Published: Jan. 4, 2021 By
A sign on a business in Denver restricts entry to anyone but authorized employees.

A Denver business restricts entry during the COVID-19 pandemic. (Credit: Andrew Sorensen)

Buoyed by positive COVID-19 vaccine news, Colorado business leaders are seeing signs for optimism looking ahead to 2021, according to the latest report from the Business Research Division at the University of Colorado’s Leeds School of Business.

The quarterly Leeds Business Confidence Index (LBCI), produced by the Leeds Business Research Division (BRD) at the Leeds School of Business, reflects Colorado business leaders’ expectations for the state and national economies, industry sales, industry profits, hiring and business spending.

Moving into the new year, panelists report mostly unchanged sentiment from the final quarter of 2020. The 328 business leaders surveyed for the report gave an overall LBCI score of 47.9 for the first quarter of 2021. An LBCI score of 50 indicates a neutral outlook. Scores below 50 indicate pessimism and scores above 50 indicate optimism. Looking further ahead to the spring, however, those numbers show a sharp uptick to 59.5. 

“While the Colorado and national economy will likely continue to struggle for many months, there seems to be reason for optimism in the year ahead,” said Richard Wobbekind, senior economist at the Leeds School of Business.

As in the fourth quarter of 2020, industry sales expectations were the most positive LBCI segment among panelists at the start of 2021, with an LBCI score of 51.5. Panelists remained downbeat about the national economy, giving it a score of 43.5.

COVID-19 vaccine rollouts are the biggest factor behind the optimistic sentiment for the second quarter of 2021 and beyond, according to the report. Roughly one in five panelists cited the vaccines, two of which have received emergency authorization from the federal government, for their positive outlooks. In general, the pandemic remains a driving force in business optimism, with one in four panelists citing it as the key consideration in shaping their outlooks.

Panelists were also split on how worker productivity had been affected in 2020. Roughly 30% of respondents claimed that productivity had not changed from March to December, while 33.8% suggested that it had improved, and 36.3% reported that it had taken a hit.
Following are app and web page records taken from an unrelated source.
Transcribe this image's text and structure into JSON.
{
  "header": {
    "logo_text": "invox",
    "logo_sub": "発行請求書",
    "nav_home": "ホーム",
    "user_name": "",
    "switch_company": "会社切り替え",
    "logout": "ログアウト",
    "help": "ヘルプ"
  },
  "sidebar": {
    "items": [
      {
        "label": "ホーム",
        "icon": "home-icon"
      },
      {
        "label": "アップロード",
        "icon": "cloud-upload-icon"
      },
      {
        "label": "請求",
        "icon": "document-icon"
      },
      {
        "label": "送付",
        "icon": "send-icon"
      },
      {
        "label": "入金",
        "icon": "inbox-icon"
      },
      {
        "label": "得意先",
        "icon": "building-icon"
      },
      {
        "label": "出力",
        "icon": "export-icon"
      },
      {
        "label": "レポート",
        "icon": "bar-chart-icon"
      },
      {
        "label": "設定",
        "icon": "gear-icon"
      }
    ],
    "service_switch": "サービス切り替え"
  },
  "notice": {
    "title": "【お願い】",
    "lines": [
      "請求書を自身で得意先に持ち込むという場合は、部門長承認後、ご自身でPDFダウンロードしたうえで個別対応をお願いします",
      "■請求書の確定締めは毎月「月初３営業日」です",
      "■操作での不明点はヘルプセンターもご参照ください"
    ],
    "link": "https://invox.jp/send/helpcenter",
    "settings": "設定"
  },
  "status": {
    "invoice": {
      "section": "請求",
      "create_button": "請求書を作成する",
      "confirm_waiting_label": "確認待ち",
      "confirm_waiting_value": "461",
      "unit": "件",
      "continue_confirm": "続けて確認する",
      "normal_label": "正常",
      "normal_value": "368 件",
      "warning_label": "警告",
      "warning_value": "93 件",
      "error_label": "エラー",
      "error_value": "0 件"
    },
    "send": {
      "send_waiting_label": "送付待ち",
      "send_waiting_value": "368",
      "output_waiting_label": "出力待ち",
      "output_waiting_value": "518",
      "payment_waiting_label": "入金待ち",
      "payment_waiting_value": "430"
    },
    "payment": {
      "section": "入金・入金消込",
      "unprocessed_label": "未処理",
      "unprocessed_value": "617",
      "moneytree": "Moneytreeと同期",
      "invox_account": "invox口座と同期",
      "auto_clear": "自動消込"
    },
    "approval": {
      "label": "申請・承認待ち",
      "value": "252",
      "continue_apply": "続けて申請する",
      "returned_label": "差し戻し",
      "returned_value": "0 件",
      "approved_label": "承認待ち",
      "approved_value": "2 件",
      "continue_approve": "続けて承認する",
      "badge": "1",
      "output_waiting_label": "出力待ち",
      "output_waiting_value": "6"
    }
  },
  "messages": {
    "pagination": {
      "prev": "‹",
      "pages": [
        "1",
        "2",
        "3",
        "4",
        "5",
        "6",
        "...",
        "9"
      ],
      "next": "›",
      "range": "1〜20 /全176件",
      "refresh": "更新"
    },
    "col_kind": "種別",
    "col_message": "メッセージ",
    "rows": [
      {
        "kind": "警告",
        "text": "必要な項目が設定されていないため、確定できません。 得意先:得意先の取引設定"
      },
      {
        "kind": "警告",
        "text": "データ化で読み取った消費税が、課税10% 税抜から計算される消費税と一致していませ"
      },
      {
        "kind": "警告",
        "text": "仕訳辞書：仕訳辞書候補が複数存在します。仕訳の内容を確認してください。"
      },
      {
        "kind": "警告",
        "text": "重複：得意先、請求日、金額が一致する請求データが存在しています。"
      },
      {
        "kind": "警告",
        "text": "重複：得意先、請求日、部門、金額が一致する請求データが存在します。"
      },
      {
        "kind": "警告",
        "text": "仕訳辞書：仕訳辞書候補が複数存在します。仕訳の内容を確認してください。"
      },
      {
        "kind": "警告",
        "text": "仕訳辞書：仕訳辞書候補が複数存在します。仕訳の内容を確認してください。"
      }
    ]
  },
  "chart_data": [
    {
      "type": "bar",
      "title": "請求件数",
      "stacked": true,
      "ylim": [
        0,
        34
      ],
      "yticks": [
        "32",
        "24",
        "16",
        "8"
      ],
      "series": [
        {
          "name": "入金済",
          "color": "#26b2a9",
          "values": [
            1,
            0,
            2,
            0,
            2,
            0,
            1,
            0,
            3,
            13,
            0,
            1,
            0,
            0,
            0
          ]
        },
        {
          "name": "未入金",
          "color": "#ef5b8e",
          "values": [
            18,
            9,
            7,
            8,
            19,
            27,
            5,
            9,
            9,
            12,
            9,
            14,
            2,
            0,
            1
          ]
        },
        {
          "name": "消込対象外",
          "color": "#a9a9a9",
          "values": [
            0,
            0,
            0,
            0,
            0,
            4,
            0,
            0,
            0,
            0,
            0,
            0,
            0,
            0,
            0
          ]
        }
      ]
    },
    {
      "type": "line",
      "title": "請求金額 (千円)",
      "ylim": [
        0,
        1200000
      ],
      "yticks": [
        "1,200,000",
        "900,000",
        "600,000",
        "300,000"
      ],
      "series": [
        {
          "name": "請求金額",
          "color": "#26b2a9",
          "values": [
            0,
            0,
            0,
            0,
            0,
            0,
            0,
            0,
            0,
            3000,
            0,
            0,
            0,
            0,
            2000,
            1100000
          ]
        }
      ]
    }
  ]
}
A plurality of respondents also do not expect to return to in-person offices until the second or third quarter of 2021.

Slowing economic rebound

National employment has recovered from the recession lows reached in April, but jobs are coming back at a slower rate, indicating a stalling in the recovery. The unemployment rate in the U.S. was 6.7% in November.

Colorado nonfarm employment increased by 8.5% from April to November, equating to roughly 209,600 jobs. The rebound stalled in November, however, with the state adding just 6,900 jobs from the previous month.

While all of Colorado’s metropolitan statistical areas (MSA) lost jobs in 2020, the Boulder MSA recorded the largest year-over-year employment decline (-7.2%). The only MSA to show an increase in jobs was Grand Junction, which posted a year-over-year gain of 0.3%.

The Leeds Business Research Division’s newest Colorado Business Economic Outlook forecasts Colorado will gain 40,500 jobs (1.5%) in 2021, which replaces less than one-third of the state’s estimated 2020 job losses.